A recent study has shown a link between some types of commonly-used painkillers and female hearing loss. The same effect has not been seen with men.
A team based at Brigham and Women's Hospital have shown a relationship between women taking the painkillers acetaminophen (paracetamol) or ibuprofen, on more than two occasions per week, and an increased chance of hearing loss.
In undertaking the assessment, the Daily Mail notes, the researchers surveyed 62,000 women, aged between 31 and 48. The research was based on the Nurses’ Health Study in the U.S., a national survey of 116,430 female registered nurses conducted over 14 years from 1995 to 2009.
The Business Standard reports that the women were monitored over a twenty year period. For the first fourteen years there were no signs of hearing loss. However, by the end of the study, around one in six women had experienced a degree of hearing loss.
The study showed that women who took ibuprofen two or more days each week had a 13% greater chance of developing a hearing loss than women who took the painkiller once per week. For those who took the painkiller six or seven days per week, the risk of developing hearing loss increased to 24%. The data relating to acetaminophen was very similar.

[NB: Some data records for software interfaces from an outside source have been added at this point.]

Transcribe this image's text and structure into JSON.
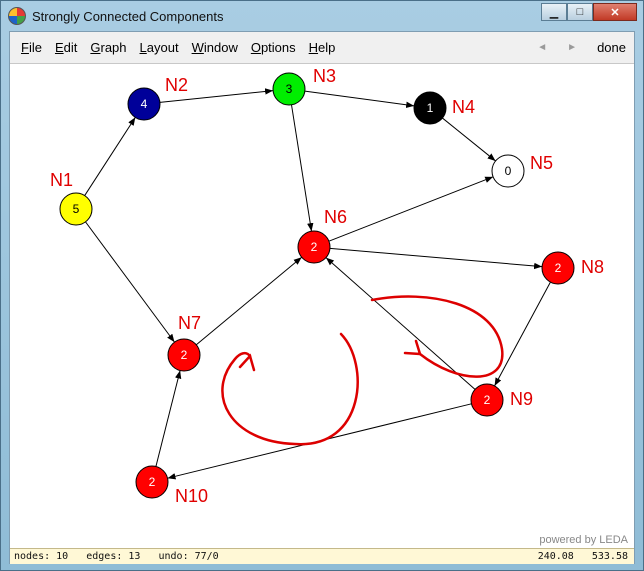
{
  "window": {
    "title": "Strongly Connected Components"
  },
  "menu": {
    "items": [
      {
        "first": "F",
        "rest": "ile"
      },
      {
        "first": "E",
        "rest": "dit"
      },
      {
        "first": "G",
        "rest": "raph"
      },
      {
        "first": "L",
        "rest": "ayout"
      },
      {
        "first": "W",
        "rest": "indow"
      },
      {
        "first": "O",
        "rest": "ptions"
      },
      {
        "first": "H",
        "rest": "elp"
      }
    ],
    "back_arrow": "◄",
    "forward_arrow": "►",
    "done_label": "done"
  },
  "graph": {
    "nodes": [
      {
        "id": "N1",
        "value": "5",
        "color": "#ffff00",
        "text_color": "#000000"
      },
      {
        "id": "N2",
        "value": "4",
        "color": "#000099",
        "text_color": "#ffffff"
      },
      {
        "id": "N3",
        "value": "3",
        "color": "#00ee00",
        "text_color": "#000000"
      },
      {
        "id": "N4",
        "value": "1",
        "color": "#000000",
        "text_color": "#ffffff"
      },
      {
        "id": "N5",
        "value": "0",
        "color": "#ffffff",
        "text_color": "#000000"
      },
      {
        "id": "N6",
        "value": "2",
        "color": "#ff0000",
        "text_color": "#ffffff"
      },
      {
        "id": "N7",
        "value": "2",
        "color": "#ff0000",
        "text_color": "#ffffff"
      },
      {
        "id": "N8",
        "value": "2",
        "color": "#ff0000",
        "text_color": "#ffffff"
      },
      {
        "id": "N9",
        "value": "2",
        "color": "#ff0000",
        "text_color": "#ffffff"
      },
      {
        "id": "N10",
        "value": "2",
        "color": "#ff0000",
        "text_color": "#ffffff"
      }
    ],
    "edges": [
      [
        "N1",
        "N2"
      ],
      [
        "N1",
        "N7"
      ],
      [
        "N2",
        "N3"
      ],
      [
        "N3",
        "N4"
      ],
      [
        "N3",
        "N6"
      ],
      [
        "N4",
        "N5"
      ],
      [
        "N6",
        "N5"
      ],
      [
        "N6",
        "N8"
      ],
      [
        "N7",
        "N6"
      ],
      [
        "N8",
        "N9"
      ],
      [
        "N9",
        "N6"
      ],
      [
        "N9",
        "N10"
      ],
      [
        "N10",
        "N7"
      ]
    ],
    "annotation_color": "#dd0000"
  },
  "footer": {
    "powered_by": "powered by LEDA"
  },
  "status": {
    "left": "nodes: 10   edges: 13   undo: 77/0",
    "right": "240.08   533.58"
  }
}
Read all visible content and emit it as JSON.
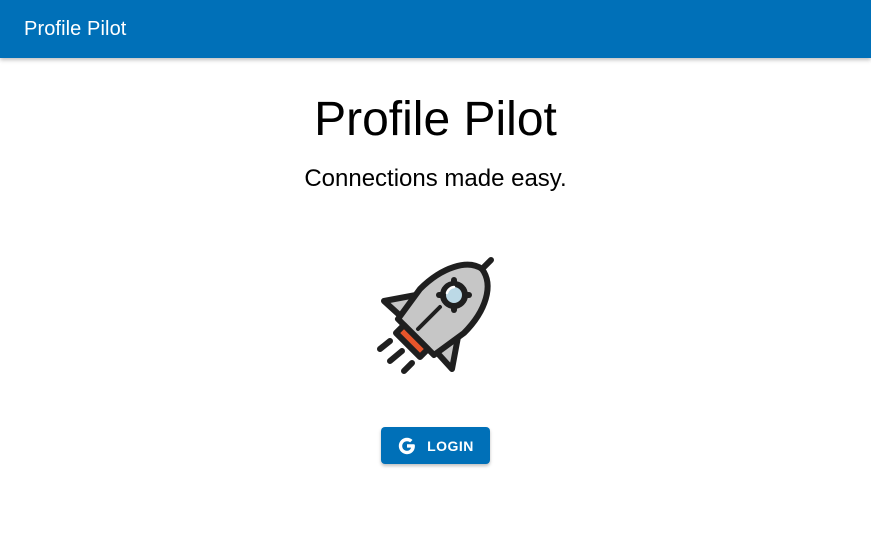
{
  "appbar": {
    "title": "Profile Pilot"
  },
  "hero": {
    "title": "Profile Pilot",
    "subtitle": "Connections made easy.",
    "illustration": "rocket-icon"
  },
  "login_button": {
    "label": "LOGIN",
    "icon": "google-icon"
  },
  "colors": {
    "brand": "#0070b8",
    "background": "#ffffff",
    "text": "#000000"
  }
}
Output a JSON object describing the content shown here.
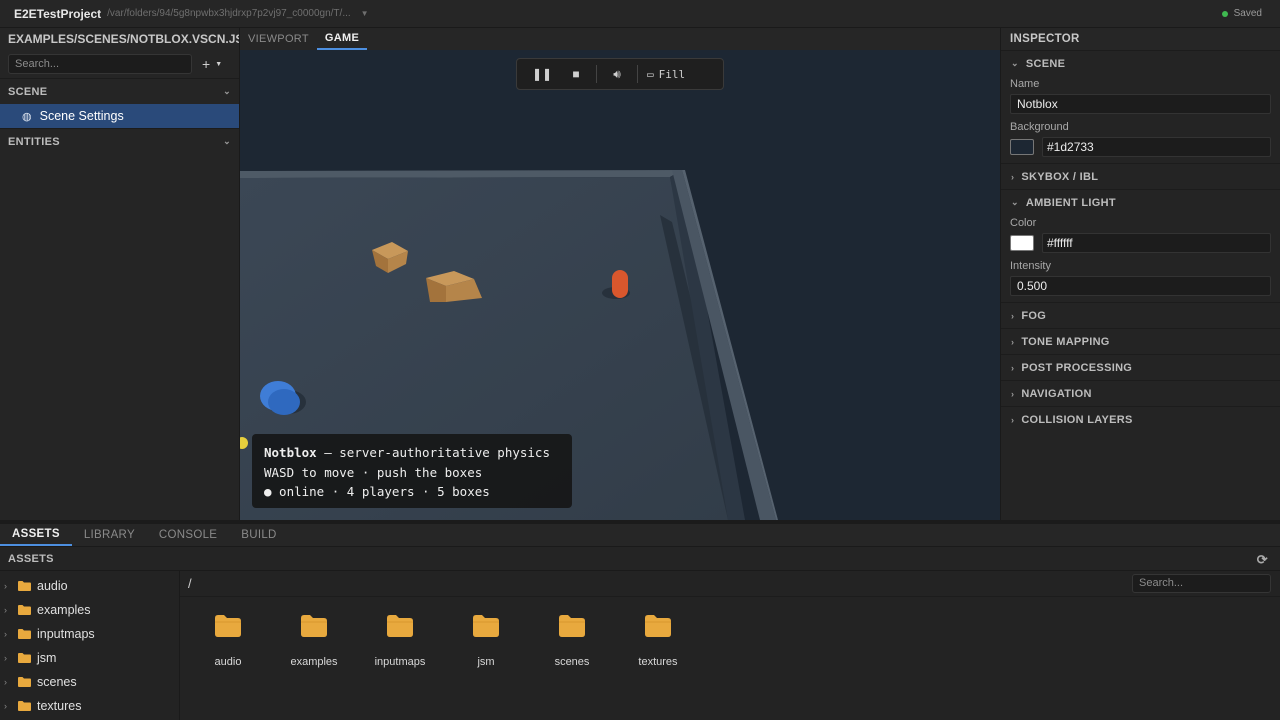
{
  "titlebar": {
    "project": "E2ETestProject",
    "path": "/var/folders/94/5g8npwbx3hjdrxp7p2vj97_c0000gn/T/...",
    "status": "Saved",
    "status_color": "#3fb950"
  },
  "left_panel": {
    "file_tab": "EXAMPLES/SCENES/NOTBLOX.VSCN.JSON",
    "search_placeholder": "Search...",
    "add_icon": "plus-icon",
    "scene_section": "SCENE",
    "scene_item": "Scene Settings",
    "scene_item_icon": "globe-icon",
    "entities_section": "ENTITIES"
  },
  "center_tabs": [
    {
      "label": "VIEWPORT",
      "active": false
    },
    {
      "label": "GAME",
      "active": true
    }
  ],
  "game_toolbar": {
    "pause_icon": "pause-icon",
    "stop_icon": "stop-icon",
    "volume_icon": "volume-icon",
    "fill_icon": "monitor-icon",
    "fill_label": "Fill"
  },
  "hud": {
    "title": "Notblox",
    "subtitle": " — server-authoritative physics",
    "line2": "WASD to move · push the boxes",
    "line3": "● online · 4 players · 5 boxes"
  },
  "inspector": {
    "title": "INSPECTOR",
    "scene_section": "SCENE",
    "name_label": "Name",
    "name_value": "Notblox",
    "background_label": "Background",
    "background_value": "#1d2733",
    "skybox_section": "SKYBOX / IBL",
    "ambient_section": "AMBIENT LIGHT",
    "color_label": "Color",
    "color_value": "#ffffff",
    "intensity_label": "Intensity",
    "intensity_value": "0.500",
    "collapsed_sections": [
      "FOG",
      "TONE MAPPING",
      "POST PROCESSING",
      "NAVIGATION",
      "COLLISION LAYERS"
    ]
  },
  "bottom_tabs": [
    {
      "label": "ASSETS",
      "active": true
    },
    {
      "label": "LIBRARY",
      "active": false
    },
    {
      "label": "CONSOLE",
      "active": false
    },
    {
      "label": "BUILD",
      "active": false
    }
  ],
  "assets": {
    "header": "ASSETS",
    "refresh_icon": "refresh-icon",
    "path": "/",
    "search_placeholder": "Search...",
    "tree": [
      "audio",
      "examples",
      "inputmaps",
      "jsm",
      "scenes",
      "textures"
    ],
    "grid": [
      "audio",
      "examples",
      "inputmaps",
      "jsm",
      "scenes",
      "textures"
    ],
    "folder_color": "#e8a93e"
  },
  "colors": {
    "accent": "#4d8fe0",
    "selection": "#2a4a7a"
  }
}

The Atlantic indicates the study was weighted to account for the gradual decline in hearing which develops as people age. Also accounted for were health problems, weight, vitamin deficiency and alcohol intake. However, this was not a clinical study and was, instead, based on a literature and data review.

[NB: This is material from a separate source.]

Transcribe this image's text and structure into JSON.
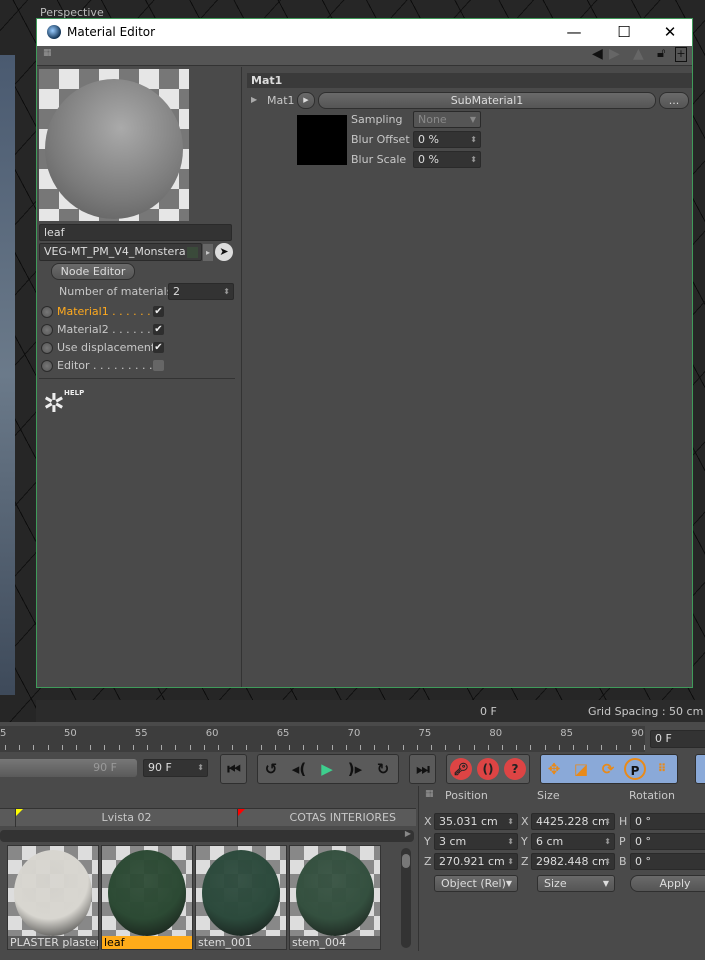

The scientists do not know, however, why certain painkillers have this side effect and how the chemicals in the drugs affect hearing. It is speculated that the hearing loss is related to reduced blood flow caused by the anti-inflammatory properties of the drugs.
Not all painkillers are associated with the hearing loss link. The research showed that aspirin, for example, did not have the same effect.
The full study, "Analgesic Use and the Risk of Hearing Loss in Women," will be published in the American Journal of Epidemiology.